Task instructions:
Return every line of the records that includes the string "Update".

===== Records provided =====

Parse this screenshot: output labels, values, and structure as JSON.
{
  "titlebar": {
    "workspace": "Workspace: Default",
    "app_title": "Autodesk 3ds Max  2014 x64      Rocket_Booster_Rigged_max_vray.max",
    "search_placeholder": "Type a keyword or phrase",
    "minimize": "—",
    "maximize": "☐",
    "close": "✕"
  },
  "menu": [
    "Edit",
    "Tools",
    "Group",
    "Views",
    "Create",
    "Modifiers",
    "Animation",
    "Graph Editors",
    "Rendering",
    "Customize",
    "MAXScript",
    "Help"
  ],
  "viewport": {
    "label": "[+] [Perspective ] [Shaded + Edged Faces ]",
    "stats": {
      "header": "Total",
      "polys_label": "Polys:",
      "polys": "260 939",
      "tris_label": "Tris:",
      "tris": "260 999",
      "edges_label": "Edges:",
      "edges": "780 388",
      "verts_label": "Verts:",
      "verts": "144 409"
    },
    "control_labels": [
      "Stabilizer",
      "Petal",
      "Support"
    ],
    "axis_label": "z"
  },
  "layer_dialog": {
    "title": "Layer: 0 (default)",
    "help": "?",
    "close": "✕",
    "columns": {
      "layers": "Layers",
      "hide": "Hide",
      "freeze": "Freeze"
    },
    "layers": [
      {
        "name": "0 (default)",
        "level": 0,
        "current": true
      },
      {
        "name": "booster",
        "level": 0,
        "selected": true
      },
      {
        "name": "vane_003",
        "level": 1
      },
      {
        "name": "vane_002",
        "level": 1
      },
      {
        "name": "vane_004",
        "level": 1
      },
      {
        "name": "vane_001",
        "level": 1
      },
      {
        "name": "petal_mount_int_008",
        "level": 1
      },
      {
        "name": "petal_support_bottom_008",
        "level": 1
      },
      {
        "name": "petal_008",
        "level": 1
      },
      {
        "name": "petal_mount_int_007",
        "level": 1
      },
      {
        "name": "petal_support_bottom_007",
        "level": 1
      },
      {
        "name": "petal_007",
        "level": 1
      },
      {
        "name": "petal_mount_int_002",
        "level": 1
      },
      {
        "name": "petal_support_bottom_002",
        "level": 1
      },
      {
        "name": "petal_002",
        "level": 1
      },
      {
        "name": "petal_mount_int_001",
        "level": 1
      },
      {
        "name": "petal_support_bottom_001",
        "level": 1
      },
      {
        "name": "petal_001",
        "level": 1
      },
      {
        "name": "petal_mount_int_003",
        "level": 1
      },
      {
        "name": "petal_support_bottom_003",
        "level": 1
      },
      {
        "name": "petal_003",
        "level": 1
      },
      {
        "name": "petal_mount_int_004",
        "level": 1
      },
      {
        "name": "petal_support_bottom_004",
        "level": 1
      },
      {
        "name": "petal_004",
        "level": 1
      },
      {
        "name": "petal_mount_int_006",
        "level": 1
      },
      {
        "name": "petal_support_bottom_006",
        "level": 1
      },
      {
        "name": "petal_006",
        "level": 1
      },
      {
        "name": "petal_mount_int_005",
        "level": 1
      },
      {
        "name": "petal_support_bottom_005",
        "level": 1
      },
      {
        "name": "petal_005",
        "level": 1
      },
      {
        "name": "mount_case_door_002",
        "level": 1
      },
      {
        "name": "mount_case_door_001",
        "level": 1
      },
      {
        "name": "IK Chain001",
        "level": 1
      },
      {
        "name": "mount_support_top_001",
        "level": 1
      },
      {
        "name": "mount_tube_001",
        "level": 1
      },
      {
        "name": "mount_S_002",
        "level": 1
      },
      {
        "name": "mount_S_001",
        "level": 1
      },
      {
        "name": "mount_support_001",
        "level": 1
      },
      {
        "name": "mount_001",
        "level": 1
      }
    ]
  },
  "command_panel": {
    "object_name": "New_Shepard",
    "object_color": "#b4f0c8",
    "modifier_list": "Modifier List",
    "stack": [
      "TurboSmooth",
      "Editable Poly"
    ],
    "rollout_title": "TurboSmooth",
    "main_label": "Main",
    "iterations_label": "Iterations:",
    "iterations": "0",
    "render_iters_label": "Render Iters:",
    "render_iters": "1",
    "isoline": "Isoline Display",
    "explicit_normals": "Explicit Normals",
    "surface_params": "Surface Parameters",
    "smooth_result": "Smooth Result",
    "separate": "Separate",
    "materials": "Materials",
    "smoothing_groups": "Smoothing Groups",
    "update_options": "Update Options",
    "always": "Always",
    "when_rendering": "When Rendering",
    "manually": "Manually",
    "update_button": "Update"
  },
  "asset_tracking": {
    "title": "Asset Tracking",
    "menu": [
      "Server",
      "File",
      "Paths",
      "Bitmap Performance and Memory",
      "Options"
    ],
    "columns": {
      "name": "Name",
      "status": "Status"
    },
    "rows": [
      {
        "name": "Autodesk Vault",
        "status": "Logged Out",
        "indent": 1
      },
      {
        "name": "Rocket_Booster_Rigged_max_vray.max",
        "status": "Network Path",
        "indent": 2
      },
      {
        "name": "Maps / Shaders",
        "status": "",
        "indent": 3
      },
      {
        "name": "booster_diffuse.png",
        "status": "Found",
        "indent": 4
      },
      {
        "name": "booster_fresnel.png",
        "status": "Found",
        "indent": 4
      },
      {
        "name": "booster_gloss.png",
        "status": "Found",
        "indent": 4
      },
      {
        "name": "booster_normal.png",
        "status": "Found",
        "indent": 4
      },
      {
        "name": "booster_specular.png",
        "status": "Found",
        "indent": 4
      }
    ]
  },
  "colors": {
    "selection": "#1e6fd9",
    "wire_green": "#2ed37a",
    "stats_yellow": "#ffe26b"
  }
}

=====

Response for this exercise:
    "update_options": "Update Options",
    "update_button": "Update"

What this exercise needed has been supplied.